He earned his first NHL contract with the Tampa Bay Lightning for the 2018-19 season after 26 points in 57 games for the Syracuse Crunch in 2017-18. However, an injury forced him to miss all of 2018-19.
He used the training camp invite to show he had recovered and was a solid, versatile piece for the Rocket, proving once again that the organization has a real knack for finding that type of player to surround their prospects.
A leader for the team, Lynch was one of the centres on the club with the most defensive responsibility, and was also forced into top-six duty when injuries hit the team hard down the stretch.
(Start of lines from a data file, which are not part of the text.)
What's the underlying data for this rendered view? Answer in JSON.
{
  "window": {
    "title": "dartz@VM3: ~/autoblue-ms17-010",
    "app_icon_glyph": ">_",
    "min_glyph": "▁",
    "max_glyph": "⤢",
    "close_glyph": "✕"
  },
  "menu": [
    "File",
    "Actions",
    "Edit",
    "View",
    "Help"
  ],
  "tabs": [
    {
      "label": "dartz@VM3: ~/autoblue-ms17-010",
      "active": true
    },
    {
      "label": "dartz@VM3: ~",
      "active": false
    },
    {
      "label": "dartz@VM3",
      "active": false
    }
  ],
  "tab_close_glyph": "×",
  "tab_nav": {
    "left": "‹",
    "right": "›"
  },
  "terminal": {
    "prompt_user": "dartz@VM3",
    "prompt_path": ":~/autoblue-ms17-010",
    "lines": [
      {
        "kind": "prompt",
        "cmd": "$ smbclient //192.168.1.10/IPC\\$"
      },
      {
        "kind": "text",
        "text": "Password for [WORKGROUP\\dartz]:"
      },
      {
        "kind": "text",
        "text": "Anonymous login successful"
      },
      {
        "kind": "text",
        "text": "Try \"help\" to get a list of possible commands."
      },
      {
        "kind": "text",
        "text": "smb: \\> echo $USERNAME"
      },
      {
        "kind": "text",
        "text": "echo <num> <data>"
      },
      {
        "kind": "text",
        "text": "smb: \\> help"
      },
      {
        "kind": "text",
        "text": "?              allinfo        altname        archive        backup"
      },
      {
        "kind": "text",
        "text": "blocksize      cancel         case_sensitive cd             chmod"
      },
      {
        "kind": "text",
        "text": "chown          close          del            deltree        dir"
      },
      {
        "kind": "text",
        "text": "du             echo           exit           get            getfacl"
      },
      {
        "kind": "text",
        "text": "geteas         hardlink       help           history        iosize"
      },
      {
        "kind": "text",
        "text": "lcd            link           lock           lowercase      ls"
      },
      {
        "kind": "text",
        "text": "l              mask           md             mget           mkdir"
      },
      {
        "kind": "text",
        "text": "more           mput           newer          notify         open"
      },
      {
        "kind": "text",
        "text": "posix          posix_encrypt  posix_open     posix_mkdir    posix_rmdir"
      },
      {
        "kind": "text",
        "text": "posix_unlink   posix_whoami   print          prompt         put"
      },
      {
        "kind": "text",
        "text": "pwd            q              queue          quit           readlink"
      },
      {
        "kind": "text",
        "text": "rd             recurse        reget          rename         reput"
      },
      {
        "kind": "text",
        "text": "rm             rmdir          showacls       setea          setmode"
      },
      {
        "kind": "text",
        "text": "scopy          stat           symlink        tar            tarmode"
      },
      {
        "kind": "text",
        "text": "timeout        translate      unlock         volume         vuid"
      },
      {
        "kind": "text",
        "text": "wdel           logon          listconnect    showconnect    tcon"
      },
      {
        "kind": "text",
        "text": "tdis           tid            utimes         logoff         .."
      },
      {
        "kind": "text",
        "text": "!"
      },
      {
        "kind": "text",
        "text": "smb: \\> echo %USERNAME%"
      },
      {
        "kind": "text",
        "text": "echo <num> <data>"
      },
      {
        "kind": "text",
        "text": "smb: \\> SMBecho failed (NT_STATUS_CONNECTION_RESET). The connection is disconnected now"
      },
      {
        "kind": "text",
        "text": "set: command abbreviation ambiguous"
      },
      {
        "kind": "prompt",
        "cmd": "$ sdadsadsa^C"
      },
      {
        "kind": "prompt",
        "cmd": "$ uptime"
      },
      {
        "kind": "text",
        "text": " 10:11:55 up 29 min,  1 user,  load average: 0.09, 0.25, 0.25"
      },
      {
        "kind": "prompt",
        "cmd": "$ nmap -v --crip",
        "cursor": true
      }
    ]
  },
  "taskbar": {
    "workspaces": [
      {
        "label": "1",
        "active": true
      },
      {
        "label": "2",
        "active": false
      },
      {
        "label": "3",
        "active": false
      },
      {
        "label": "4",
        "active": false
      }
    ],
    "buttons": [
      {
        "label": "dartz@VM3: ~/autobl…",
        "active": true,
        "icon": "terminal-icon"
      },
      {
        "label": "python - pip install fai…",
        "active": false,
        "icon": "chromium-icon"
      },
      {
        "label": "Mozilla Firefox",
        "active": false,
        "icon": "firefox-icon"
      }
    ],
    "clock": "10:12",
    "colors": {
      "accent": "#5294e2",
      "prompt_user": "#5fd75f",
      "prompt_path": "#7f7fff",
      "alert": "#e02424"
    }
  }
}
Lukas Vejdemo attacks aggressively on the PK and forces a turnover, Kevin Lynch snipes a shorthanded goal as a result.— Scott Matla (@scottmatla) November 14, 2019
1-0 Rocket! pic.twitter.com/21X6msgiyT
Joe Cox — 46GP, 5G-10A—15P
The rise of Joe Cox from tryout to top-line player with Charles Hudon and Jesperi Kotkaniemi has already been documented, but that once more speaks to the team’s ability to find versatile players.
Cox is just a player who works harder than most, and uses that to gain an advantage on the ice. Whether it’s a forecheck, a backcheck, or a loose puck, you know Cox will give it his all, and that’s something that every hockey team needs.
Laurent Dauphin threads a perfect pass for Joe Cox.— Scott Matla (@scottmatla) March 7, 2020
Laval leads 1-0! pic.twitter.com/OpAS1JJjPO
If it weren’t for injuries, Cox’s role on the Rocket would have likely been even greater. His overall numbers may not have matched some of the others on this list, but he may have had the most impact on games that he played.
Ralph Cuddemi: 11GP, 2G, 3A—5P
Cuddemi was one of the top scorers in the ECHL when the Rocket gave him a tryout contract to fill in for injured players. He was productive before suffering a season-ending injury of his own. After 237 ECHL games over five seasons, he finally got a chance in the AHL and made the most of it.
It wouldn’t be a surprise if he gets another opportunity with the team.
Ralph Cuddemi gets his first in the AHL, and it's 5-1 Laval. pic.twitter.com/nUpnB9OAJY— Scott Matla (@scottmatla) December 29, 2019
Evan McEneny: 21GP, 2G, 1A—3P
Like Lynch, McEneny was brought into the team as a tryout while he was still recovering from an injury that ended his previous season. He ended up being a good depth defenceman for the Rocket but dealt with more injury issues throughout the season.
Maxim Lamarche: 32GP, 0G, 1A—1P
After signing a two-year contract with the team prior to the 2018-19 season, Lamarche saw his role decrease in his second year. After playing 73 games (3G, 16A) last year, Lamarche was a victim of the added organizational depth and relative health of the unit in the first half of the season.
He went long stretches without playing in a game, and was often forced into action with that rust. His inconsistent performance in the challenging situation didn’t help his bid to force the situation, either.